But the non-guarantee of his contract is terrific for the Clippers, as it allows them to keep their flexibility during the season if a better veteran gets bought out and wants to join a competitor. I like the Hayes pick-up a lot, partly because now he'll only guard Blake Griffin in practice, and otherwise because I think it complements the Aldrich signing well. Aldrich is a legit 7-footer that can rebound pretty well and protect the rim some. But he's slow, like really slow, and i haven't seen anything particularly impressive about his post defense. Both of those weaknesses are things Hayes can help provide cover for if the situation arises. Golden State decides to go super small with Draymond Green or Mo Speights at center with their second unit? I don't want Aldrich guarding either of those two, but Hayes is a much better fit. I think if he does make the roster, he is a great, situation-specific, 15th man.
Caden: Can you explain to me what ME/\PIS means? Obviously it's Memphis, but what is it? It's something I see a bit, but doesn't interest me enough to Google it, kind of like the movie Focus with Will Smith and Margot Robbie. I just know the ending will not be satisfying enough, but I've heard you're perfect for the "not satisfying enough" category, so please, enlighten me.
After re-reading our hype of Chuck Hayes, then re-analyzing his numbers, are we over romanticizing his impact? My second conclusion is.... NO!!!! He's a GODDAMN professional. He's worked his way into the league and internally, he will be great in the locker room. Realistically, he's just not going to see the floor consistently. In your hypothetical with the Warriors going small, Hayes won't be the answer at center, it will be Josh Smith or Blake. Although I do pray, to the old gods and the new, that he earns minutes, gets a triple-double in a closeout game against the Warriors, earns himself Finals MVP with an immaculate and dominant performance against the Raptors (his previous team), and shouts "THE NORTH WILL REMEMBER CHUCK HAYES" for an unforgettable postgame interview. That's my best-case Chuck Hayes scenario.

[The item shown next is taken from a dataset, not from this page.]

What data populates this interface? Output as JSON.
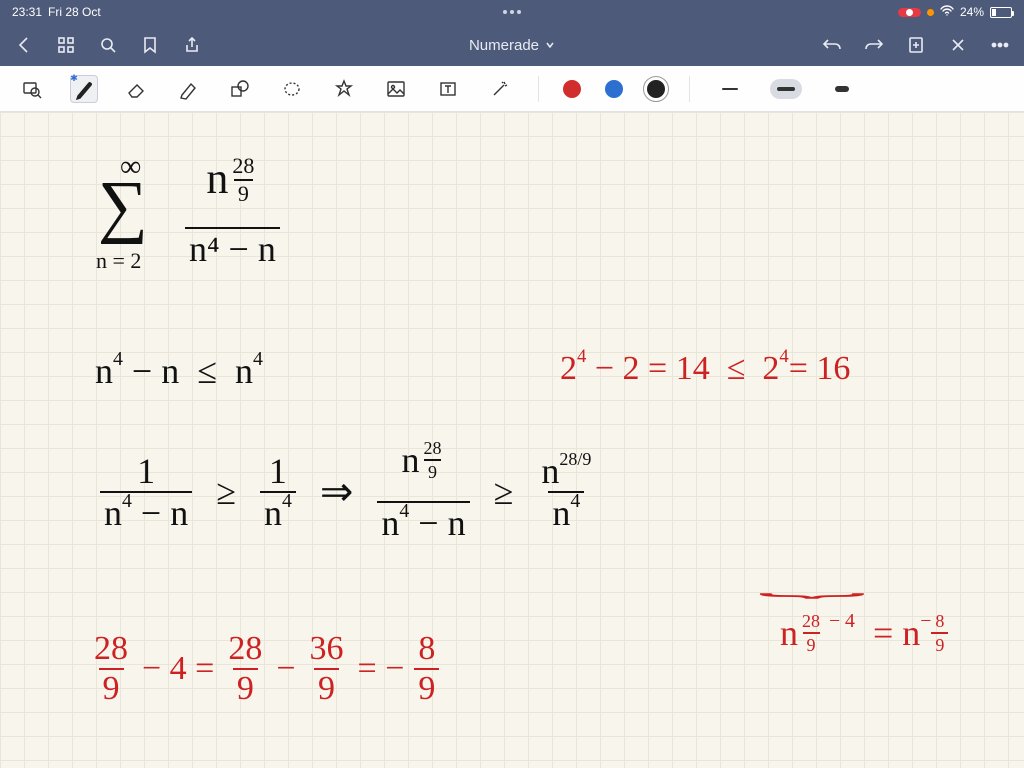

Larson: Wait, did you just change Chuck Hayes's doppleganger from Reggie Evans to the leader of the White Walker as he destroys everyone in the North? We should've just made this a roster comparison to all of the Game of Thrones characters.

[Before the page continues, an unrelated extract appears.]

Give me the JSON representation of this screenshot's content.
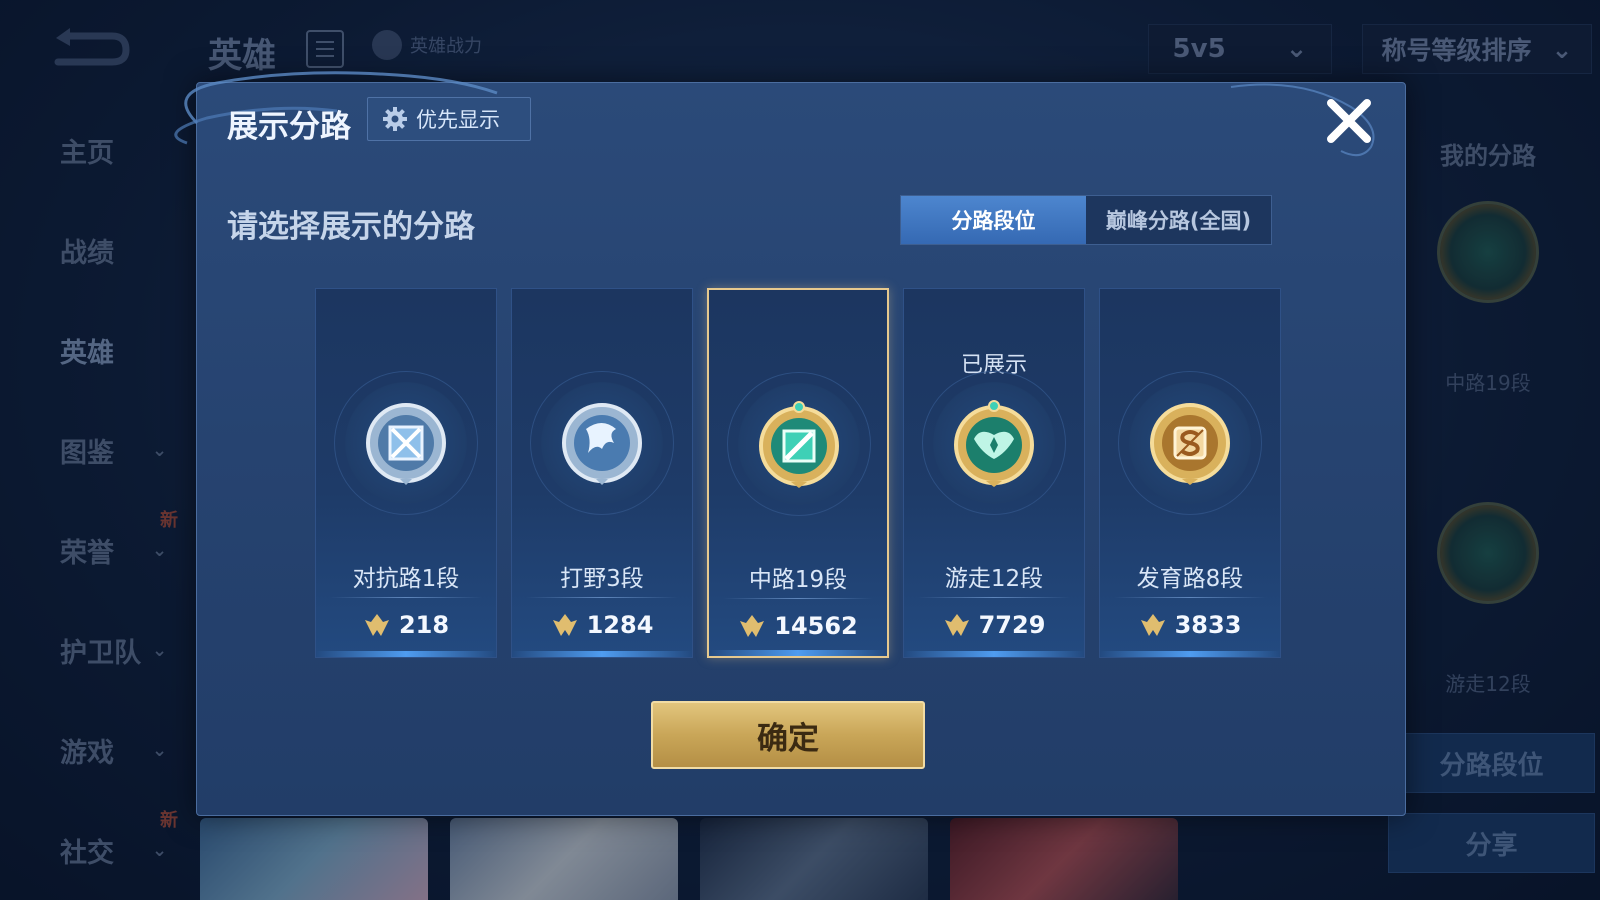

As far as ME/\PIS, that is the only correct and proper way of spelling the city that the Grizzlies play for, or at least according to Chris Broussard's sources. Also, I watched Focus because I was bored one night this summer and it was exactly what I expected, not great but fine, and Will Smith and Margot Robbie are both entertaining enough. That's exactly what I want out of these end-of-the-bench guys. You don't have to be fantastic, just be average. That goes for the rest of the bench too.
Caden: Larson, just imagine it. Close your eyes, get our mind's eye churning, and imagine an average bench. What's it like in your vision? Mine has a lot of champagne and custom-made hats and shirts for a certain occasion, one where the losing team's gear gets shipped to a developing country. On paper, this Clippers team controls the strongest, most talented 10-man rotation in the league. Of course, that case can also be made for Golden State, Cleveland and OKC. Is San Antonio even in this discussion? I don't think so, but their perfected system eclipses the deficiencies in their roster structure. GM Doc did his job, now will Coach Doc do his?
Larson: Without a doubt, this is the deepest team the Clippers have ever had. Top to bottom I'll put them next to any team in the league. It'll be really interesting to see how Doc chooses to experiment with different combinations and lineups throughout the season. I believe in Coach Doc, and I think if anything, he knows how to manage egos and players. Let us know what you think of our comparisons.